True time delays are one of the key elements of wide-band phased-array antennas.
True time delays eliminate the beam squint phenomenon by applying variable phase shifting across the signal spectrum.
Time delay units, or boards, are used in phased-arrays to provide beam steering and phase shifting.
Using true time delays, wideband communication systems provide speedier communication connections.
There is an increasing need for faster, more reliable communication networks, and wideband communication systems are working to fulfill this need. The higher the bandwidth, the faster the communication data rates. However, in wideband communication, it is difficult to transmit and receive signals due to the distribution of signals across a wide spectrum.
Antenna technology has been extensively modified to address over-arching spectrum problems. Among the list of solutions are phased array antennas, as they are highly efficient, with advantageous characteristics including electronic beamforming, spatial diversity features, and high signal-to-noise-ratio (SNR).
Phase shifters are used for directing the beams in phased-array antennas and are used to improve efficiency in narrowband communication systems. A phenomenon called beam squint limits phase shifter performance in wideband phased-array antennas. True time delays eliminate this beam squint phenomenon by applying variable phase shifting across the signal spectrum, making them a key element of wide-band phased-array antennas.
The Beam Squint Phenomenon
Beam squint is a frequency-dependent distortion of the beam steering angle in phased-array antennas. The use of the same phase shift for all array components in a phased-array antenna creates the beam squint phenomenon, where the difference in phase shift at the low and high end of the spectrum points the beam differently from one end to another. Variable phase-shifting provided by true time delay circuits can reduce beam squint and help to achieve high resolution.
Reducing Beam Squint
Selective beam steering can be introduced with a set of time delay lines. Arranging the time delay lines from shortest to longest provides the necessary steering granularity and required beam steering. By carefully setting the true time delay, it is possible to introduce suitable phase shifting that matches the signal spectrum in phased-array antennas.
If the requirement is to azimuth steer a vertical oblong beampattern in a one-dimensional array antenna, place true time delays between each column of sub-arrays. In two-dimensional array antennas, true time delays can be introduced. For a single steering solution, a fixed time delay line between the elements can be used. The optical method of true time delays is also available for variable phase shifting.
True Time Delay Units
True time delay units, or boards, are used in phased-arrays to provide beam steering and phase shifting. Traditional time delay units were switched delay lines with quantized delays. When placed in the signal paths on array elements or subarrays, these time delay lines introduced specific time delays. However, the switched true time delays generated insertion loss between the reference and true time delay units, and the loss increased with frequency.
Today, true time delays can be achieved in several ways:
Gallium Arsenide (GaAs)

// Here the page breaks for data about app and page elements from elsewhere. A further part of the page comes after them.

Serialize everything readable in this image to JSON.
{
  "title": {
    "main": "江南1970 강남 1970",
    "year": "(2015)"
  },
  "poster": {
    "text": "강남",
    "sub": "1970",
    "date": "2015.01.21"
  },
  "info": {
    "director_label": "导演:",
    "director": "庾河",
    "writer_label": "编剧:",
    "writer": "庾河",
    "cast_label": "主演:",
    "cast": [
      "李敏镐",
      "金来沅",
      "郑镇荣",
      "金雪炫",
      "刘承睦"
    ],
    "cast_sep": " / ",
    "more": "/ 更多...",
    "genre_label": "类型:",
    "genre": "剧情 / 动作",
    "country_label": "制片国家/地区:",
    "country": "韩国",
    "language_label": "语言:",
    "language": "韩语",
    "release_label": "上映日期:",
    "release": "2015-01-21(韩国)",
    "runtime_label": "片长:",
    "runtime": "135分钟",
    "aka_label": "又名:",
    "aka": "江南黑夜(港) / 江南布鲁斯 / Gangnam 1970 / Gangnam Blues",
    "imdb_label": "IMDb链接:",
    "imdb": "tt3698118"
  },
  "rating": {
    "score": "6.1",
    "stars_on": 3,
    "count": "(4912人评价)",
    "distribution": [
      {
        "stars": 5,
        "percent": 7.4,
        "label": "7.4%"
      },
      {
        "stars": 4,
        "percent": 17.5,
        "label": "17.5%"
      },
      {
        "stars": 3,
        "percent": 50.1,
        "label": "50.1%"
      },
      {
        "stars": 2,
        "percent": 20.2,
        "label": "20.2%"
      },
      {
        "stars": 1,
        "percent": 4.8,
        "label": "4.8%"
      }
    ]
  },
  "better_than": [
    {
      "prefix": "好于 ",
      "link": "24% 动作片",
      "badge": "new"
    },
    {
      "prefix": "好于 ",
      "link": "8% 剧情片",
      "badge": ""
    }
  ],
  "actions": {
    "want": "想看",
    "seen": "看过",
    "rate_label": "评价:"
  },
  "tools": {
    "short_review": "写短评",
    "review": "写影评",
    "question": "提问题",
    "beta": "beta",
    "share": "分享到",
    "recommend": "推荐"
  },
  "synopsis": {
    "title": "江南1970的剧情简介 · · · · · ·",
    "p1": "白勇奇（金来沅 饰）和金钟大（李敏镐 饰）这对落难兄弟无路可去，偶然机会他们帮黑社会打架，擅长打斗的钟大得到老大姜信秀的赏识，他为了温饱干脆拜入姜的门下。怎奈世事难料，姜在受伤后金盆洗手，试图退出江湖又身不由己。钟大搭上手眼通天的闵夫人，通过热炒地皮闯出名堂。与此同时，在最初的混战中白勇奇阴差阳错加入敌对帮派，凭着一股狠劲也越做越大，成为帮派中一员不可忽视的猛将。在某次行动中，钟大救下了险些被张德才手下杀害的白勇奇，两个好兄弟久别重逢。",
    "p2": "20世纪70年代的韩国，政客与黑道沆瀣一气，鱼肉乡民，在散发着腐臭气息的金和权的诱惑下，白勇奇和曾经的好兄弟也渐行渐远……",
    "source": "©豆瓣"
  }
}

MEMS, CMOS, and GaAs based true time delay units fall under the trombone or active distributed configuration class of time delays. Additionally, monolithic microwave integrated circuit chips (MMICs) are available in the market, which can introduce specific or programmed time delays.
Generally, a time delay unit is a phase shifter with special features used at the subarray level. Its basic function is to provide a specific time delay using a multi-path structure. Compared to phase shifters, a true delay unit is capable of providing many wavelengths of phase shift and the phase shift is frequency dependent. This makes the group delay difference between spectrum ends formed by time delay units to be flat over the required bandwidth. This flattening of the group delay reduces the beam squint and improves the bandwidth.
For more information on phased-array antenna design and simulation, check out this webinar.
True Time Delays for Wideband Phased-Array Antennas
The figure above illustrates a CMOS-based true time delay for wideband phased-array antennas. It consists of a true time delay circuit (TTD), digital step attenuator (ATT) circuit, wideband distributed gain amplifiers (WDGA), and a serial peripheral interface (SPI). Artificial transmission lines, single-pole-double-throw switches (SPDTs), and double-pole-double-throw switches (DPDTs) are used in attenuator and time delay blocks. A wideband gain amplifier with positive gain compensates for the insertion loss in the system. The compact design of the CMOS based true time delay units is low cost and suitable for wideband phased-array antennas.
Beam squinting degrades the transmission and reception of a wideband communication spectrum and is a serious concern when trying to establish faster communication networks. True time delays can reduce beam squinting by providing variable phase shifting, and they are a crucial element in wideband phased-array antennas. Introduce precise time delays using true time delay units in phased-array antennas to improve the system bandwidth and beam steering, enabling faster communication networks.